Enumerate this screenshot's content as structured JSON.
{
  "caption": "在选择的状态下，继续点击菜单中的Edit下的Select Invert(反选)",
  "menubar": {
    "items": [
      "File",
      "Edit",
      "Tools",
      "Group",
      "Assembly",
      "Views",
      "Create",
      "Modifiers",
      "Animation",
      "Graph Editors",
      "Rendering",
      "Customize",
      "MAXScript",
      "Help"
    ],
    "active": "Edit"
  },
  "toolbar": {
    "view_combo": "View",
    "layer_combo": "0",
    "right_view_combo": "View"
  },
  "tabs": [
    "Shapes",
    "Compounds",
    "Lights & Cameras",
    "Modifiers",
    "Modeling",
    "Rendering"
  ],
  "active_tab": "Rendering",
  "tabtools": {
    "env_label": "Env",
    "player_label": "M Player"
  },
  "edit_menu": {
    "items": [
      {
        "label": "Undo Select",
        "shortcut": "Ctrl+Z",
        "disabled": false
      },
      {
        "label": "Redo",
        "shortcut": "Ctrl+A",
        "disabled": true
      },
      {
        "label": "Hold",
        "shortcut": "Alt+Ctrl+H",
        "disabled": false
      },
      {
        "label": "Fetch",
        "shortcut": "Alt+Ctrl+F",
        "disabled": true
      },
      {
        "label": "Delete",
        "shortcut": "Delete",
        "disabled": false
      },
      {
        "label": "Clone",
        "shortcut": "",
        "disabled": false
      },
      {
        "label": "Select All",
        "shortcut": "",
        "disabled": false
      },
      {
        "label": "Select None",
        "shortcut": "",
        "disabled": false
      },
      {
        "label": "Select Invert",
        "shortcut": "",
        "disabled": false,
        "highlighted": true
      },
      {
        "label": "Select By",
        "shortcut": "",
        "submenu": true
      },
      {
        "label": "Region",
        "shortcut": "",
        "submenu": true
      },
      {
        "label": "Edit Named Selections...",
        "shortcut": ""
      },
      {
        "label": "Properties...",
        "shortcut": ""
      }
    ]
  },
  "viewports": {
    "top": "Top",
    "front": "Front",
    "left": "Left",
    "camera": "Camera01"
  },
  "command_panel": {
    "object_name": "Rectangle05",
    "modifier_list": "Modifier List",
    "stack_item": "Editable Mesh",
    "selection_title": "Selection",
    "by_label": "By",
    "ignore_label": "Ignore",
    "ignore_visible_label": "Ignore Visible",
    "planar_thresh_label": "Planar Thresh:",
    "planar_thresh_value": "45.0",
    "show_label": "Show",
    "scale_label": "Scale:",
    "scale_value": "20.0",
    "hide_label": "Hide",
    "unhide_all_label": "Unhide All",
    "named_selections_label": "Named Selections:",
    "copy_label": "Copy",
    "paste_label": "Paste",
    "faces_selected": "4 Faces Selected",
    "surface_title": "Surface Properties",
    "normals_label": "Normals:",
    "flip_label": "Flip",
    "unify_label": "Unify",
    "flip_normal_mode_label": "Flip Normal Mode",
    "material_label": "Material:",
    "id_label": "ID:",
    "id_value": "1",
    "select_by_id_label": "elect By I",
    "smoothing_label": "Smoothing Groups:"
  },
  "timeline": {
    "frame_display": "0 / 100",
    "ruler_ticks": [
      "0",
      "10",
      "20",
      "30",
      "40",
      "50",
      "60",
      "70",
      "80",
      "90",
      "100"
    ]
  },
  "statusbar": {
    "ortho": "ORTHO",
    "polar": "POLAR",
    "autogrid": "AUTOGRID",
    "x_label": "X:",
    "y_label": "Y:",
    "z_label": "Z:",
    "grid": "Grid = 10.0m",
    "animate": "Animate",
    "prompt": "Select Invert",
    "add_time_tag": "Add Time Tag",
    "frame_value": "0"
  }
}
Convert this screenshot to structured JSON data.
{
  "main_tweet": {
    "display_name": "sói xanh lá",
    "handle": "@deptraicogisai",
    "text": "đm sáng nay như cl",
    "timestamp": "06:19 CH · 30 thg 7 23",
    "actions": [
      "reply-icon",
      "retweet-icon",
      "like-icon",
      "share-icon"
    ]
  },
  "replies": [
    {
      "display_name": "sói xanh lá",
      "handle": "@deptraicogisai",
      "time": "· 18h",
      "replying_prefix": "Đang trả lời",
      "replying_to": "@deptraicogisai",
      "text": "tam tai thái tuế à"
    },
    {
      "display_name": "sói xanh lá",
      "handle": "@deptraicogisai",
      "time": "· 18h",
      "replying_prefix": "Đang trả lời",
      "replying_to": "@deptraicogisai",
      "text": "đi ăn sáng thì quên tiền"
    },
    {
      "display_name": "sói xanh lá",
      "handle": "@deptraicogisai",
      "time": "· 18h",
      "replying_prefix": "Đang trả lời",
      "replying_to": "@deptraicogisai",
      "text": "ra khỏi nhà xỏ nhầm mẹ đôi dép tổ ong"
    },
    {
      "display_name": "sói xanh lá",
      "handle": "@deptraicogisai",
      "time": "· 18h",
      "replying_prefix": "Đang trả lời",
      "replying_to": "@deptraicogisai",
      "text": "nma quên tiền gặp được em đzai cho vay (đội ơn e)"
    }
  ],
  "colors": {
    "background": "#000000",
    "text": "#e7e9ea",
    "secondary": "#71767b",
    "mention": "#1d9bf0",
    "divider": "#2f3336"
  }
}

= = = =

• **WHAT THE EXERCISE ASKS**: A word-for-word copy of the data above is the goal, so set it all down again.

• **TASK SOLUTION**:
Enumerate this screenshot's content as structured JSON.
{
  "caption": "在选择的状态下，继续点击菜单中的Edit下的Select Invert(反选)",
  "menubar": {
    "items": [
      "File",
      "Edit",
      "Tools",
      "Group",
      "Assembly",
      "Views",
      "Create",
      "Modifiers",
      "Animation",
      "Graph Editors",
      "Rendering",
      "Customize",
      "MAXScript",
      "Help"
    ],
    "active": "Edit"
  },
  "toolbar": {
    "view_combo": "View",
    "layer_combo": "0",
    "right_view_combo": "View"
  },
  "tabs": [
    "Shapes",
    "Compounds",
    "Lights & Cameras",
    "Modifiers",
    "Modeling",
    "Rendering"
  ],
  "active_tab": "Rendering",
  "tabtools": {
    "env_label": "Env",
    "player_label": "M Player"
  },
  "edit_menu": {
    "items": [
      {
        "label": "Undo Select",
        "shortcut": "Ctrl+Z",
        "disabled": false
      },
      {
        "label": "Redo",
        "shortcut": "Ctrl+A",
        "disabled": true
      },
      {
        "label": "Hold",
        "shortcut": "Alt+Ctrl+H",
        "disabled": false
      },
      {
        "label": "Fetch",
        "shortcut": "Alt+Ctrl+F",
        "disabled": true
      },
      {
        "label": "Delete",
        "shortcut": "Delete",
        "disabled": false
      },
      {
        "label": "Clone",
        "shortcut": "",
        "disabled": false
      },
      {
        "label": "Select All",
        "shortcut": "",
        "disabled": false
      },
      {
        "label": "Select None",
        "shortcut": "",
        "disabled": false
      },
      {
        "label": "Select Invert",
        "shortcut": "",
        "disabled": false,
        "highlighted": true
      },
      {
        "label": "Select By",
        "shortcut": "",
        "submenu": true
      },
      {
        "label": "Region",
        "shortcut": "",
        "submenu": true
      },
      {
        "label": "Edit Named Selections...",
        "shortcut": ""
      },
      {
        "label": "Properties...",
        "shortcut": ""
      }
    ]
  },
  "viewports": {
    "top": "Top",
    "front": "Front",
    "left": "Left",
    "camera": "Camera01"
  },
  "command_panel": {
    "object_name": "Rectangle05",
    "modifier_list": "Modifier List",
    "stack_item": "Editable Mesh",
    "selection_title": "Selection",
    "by_label": "By",
    "ignore_label": "Ignore",
    "ignore_visible_label": "Ignore Visible",
    "planar_thresh_label": "Planar Thresh:",
    "planar_thresh_value": "45.0",
    "show_label": "Show",
    "scale_label": "Scale:",
    "scale_value": "20.0",
    "hide_label": "Hide",
    "unhide_all_label": "Unhide All",
    "named_selections_label": "Named Selections:",
    "copy_label": "Copy",
    "paste_label": "Paste",
    "faces_selected": "4 Faces Selected",
    "surface_title": "Surface Properties",
    "normals_label": "Normals:",
    "flip_label": "Flip",
    "unify_label": "Unify",
    "flip_normal_mode_label": "Flip Normal Mode",
    "material_label": "Material:",
    "id_label": "ID:",
    "id_value": "1",
    "select_by_id_label": "elect By I",
    "smoothing_label": "Smoothing Groups:"
  },
  "timeline": {
    "frame_display": "0 / 100",
    "ruler_ticks": [
      "0",
      "10",
      "20",
      "30",
      "40",
      "50",
      "60",
      "70",
      "80",
      "90",
      "100"
    ]
  },
  "statusbar": {
    "ortho": "ORTHO",
    "polar": "POLAR",
    "autogrid": "AUTOGRID",
    "x_label": "X:",
    "y_label": "Y:",
    "z_label": "Z:",
    "grid": "Grid = 10.0m",
    "animate": "Animate",
    "prompt": "Select Invert",
    "add_time_tag": "Add Time Tag",
    "frame_value": "0"
  }
}
Convert this screenshot to structured JSON data.
{
  "main_tweet": {
    "display_name": "sói xanh lá",
    "handle": "@deptraicogisai",
    "text": "đm sáng nay như cl",
    "timestamp": "06:19 CH · 30 thg 7 23",
    "actions": [
      "reply-icon",
      "retweet-icon",
      "like-icon",
      "share-icon"
    ]
  },
  "replies": [
    {
      "display_name": "sói xanh lá",
      "handle": "@deptraicogisai",
      "time": "· 18h",
      "replying_prefix": "Đang trả lời",
      "replying_to": "@deptraicogisai",
      "text": "tam tai thái tuế à"
    },
    {
      "display_name": "sói xanh lá",
      "handle": "@deptraicogisai",
      "time": "· 18h",
      "replying_prefix": "Đang trả lời",
      "replying_to": "@deptraicogisai",
      "text": "đi ăn sáng thì quên tiền"
    },
    {
      "display_name": "sói xanh lá",
      "handle": "@deptraicogisai",
      "time": "· 18h",
      "replying_prefix": "Đang trả lời",
      "replying_to": "@deptraicogisai",
      "text": "ra khỏi nhà xỏ nhầm mẹ đôi dép tổ ong"
    },
    {
      "display_name": "sói xanh lá",
      "handle": "@deptraicogisai",
      "time": "· 18h",
      "replying_prefix": "Đang trả lời",
      "replying_to": "@deptraicogisai",
      "text": "nma quên tiền gặp được em đzai cho vay (đội ơn e)"
    }
  ],
  "colors": {
    "background": "#000000",
    "text": "#e7e9ea",
    "secondary": "#71767b",
    "mention": "#1d9bf0",
    "divider": "#2f3336"
  }
}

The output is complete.